BEGIN DATA FOR ANALYSIS

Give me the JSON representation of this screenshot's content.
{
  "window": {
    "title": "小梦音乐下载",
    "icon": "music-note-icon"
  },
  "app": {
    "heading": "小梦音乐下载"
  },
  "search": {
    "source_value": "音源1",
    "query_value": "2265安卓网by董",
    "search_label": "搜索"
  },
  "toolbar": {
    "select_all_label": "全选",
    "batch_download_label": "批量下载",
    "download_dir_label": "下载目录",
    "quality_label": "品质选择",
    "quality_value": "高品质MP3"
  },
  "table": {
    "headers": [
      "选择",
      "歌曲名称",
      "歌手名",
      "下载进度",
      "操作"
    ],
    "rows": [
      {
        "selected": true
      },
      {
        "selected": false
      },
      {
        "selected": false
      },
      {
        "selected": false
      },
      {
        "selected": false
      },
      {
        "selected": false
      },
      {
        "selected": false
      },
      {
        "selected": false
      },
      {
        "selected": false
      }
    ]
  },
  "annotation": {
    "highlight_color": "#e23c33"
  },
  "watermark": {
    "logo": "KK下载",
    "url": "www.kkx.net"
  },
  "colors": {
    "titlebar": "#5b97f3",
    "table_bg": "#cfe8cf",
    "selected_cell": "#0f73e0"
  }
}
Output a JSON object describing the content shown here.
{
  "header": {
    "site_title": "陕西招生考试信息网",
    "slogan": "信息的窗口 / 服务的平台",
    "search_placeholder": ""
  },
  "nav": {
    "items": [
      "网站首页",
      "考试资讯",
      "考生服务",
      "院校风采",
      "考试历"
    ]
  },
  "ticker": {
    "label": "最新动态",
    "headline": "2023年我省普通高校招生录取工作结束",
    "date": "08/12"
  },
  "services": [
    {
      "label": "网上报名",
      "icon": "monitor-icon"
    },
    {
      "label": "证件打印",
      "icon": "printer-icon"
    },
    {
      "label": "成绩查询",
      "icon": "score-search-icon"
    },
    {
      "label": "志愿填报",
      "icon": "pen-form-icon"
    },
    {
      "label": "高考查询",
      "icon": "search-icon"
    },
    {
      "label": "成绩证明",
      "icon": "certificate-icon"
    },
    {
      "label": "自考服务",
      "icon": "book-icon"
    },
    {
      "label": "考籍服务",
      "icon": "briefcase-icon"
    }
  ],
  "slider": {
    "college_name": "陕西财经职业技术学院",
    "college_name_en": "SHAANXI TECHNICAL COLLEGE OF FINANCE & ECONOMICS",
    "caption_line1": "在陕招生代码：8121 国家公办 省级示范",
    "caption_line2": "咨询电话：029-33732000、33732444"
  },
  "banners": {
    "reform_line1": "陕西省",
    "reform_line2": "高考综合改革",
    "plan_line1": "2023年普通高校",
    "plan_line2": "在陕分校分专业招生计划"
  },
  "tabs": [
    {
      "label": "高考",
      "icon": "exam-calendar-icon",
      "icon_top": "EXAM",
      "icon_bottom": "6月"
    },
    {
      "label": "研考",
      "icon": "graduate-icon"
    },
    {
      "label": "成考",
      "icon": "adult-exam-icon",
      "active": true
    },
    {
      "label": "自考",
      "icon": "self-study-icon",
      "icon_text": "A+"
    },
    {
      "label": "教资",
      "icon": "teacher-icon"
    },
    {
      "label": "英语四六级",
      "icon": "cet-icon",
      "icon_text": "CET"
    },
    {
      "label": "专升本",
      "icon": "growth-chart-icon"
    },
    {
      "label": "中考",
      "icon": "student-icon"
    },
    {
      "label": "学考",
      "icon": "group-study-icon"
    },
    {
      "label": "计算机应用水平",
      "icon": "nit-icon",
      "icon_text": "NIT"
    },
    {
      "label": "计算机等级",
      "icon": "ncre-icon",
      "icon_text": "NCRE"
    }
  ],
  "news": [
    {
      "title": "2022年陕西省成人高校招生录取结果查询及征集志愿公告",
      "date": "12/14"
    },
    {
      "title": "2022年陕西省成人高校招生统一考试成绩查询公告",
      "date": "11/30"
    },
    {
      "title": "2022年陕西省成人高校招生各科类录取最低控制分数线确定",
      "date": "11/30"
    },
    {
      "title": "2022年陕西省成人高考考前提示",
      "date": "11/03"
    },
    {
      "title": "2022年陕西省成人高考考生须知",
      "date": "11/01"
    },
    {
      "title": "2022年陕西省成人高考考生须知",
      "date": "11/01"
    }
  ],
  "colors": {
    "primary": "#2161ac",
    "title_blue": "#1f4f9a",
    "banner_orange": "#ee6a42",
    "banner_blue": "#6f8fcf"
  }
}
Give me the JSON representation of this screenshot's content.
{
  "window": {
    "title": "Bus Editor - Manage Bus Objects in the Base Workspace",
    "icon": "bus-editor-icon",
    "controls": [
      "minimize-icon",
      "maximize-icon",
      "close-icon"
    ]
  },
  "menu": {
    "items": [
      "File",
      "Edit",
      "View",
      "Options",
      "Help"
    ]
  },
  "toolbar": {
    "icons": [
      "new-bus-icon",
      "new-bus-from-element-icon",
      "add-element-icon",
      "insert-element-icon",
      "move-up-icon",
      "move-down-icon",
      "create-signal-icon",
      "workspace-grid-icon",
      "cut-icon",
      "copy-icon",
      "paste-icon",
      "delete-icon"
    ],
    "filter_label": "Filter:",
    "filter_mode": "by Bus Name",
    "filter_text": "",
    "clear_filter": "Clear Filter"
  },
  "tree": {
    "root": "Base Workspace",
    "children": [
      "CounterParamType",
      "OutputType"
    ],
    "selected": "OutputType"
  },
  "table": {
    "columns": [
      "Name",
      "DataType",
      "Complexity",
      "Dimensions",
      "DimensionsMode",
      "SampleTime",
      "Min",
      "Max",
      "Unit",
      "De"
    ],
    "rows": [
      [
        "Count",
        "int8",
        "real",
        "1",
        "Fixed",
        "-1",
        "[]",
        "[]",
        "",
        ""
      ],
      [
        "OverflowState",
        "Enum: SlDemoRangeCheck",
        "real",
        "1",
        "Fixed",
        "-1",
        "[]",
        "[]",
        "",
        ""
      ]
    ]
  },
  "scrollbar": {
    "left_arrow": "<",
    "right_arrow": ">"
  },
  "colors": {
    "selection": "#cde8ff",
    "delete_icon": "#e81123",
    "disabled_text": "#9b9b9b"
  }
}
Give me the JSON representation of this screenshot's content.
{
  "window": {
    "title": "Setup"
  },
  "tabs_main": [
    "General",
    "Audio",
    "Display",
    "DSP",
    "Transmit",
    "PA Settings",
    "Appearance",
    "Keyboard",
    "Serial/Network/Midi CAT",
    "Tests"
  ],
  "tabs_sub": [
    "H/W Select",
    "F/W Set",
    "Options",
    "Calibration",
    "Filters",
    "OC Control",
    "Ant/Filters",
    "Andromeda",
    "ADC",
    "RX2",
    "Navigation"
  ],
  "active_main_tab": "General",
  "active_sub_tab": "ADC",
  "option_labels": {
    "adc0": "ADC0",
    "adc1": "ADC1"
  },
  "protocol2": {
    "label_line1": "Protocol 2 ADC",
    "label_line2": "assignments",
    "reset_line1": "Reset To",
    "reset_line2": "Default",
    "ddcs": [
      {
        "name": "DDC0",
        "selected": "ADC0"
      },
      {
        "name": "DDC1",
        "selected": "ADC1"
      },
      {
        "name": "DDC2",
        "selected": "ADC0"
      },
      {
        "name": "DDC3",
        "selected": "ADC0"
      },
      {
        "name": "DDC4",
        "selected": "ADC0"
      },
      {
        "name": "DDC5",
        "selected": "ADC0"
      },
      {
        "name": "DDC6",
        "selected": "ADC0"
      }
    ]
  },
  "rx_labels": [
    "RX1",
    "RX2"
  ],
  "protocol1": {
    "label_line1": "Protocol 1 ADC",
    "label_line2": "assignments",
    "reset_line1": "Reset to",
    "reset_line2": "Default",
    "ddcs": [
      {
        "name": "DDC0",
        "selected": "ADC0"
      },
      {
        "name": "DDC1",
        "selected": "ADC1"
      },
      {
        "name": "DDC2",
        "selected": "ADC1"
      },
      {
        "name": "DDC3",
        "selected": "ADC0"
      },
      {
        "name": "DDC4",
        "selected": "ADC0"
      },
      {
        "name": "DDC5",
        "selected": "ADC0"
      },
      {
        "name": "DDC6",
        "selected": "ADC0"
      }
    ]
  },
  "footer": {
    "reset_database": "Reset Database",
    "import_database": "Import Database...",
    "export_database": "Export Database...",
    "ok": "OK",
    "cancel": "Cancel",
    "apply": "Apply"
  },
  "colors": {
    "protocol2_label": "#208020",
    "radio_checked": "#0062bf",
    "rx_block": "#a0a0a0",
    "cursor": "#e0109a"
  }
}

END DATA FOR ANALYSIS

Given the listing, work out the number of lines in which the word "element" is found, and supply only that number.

→ YOUR SOLUTION
3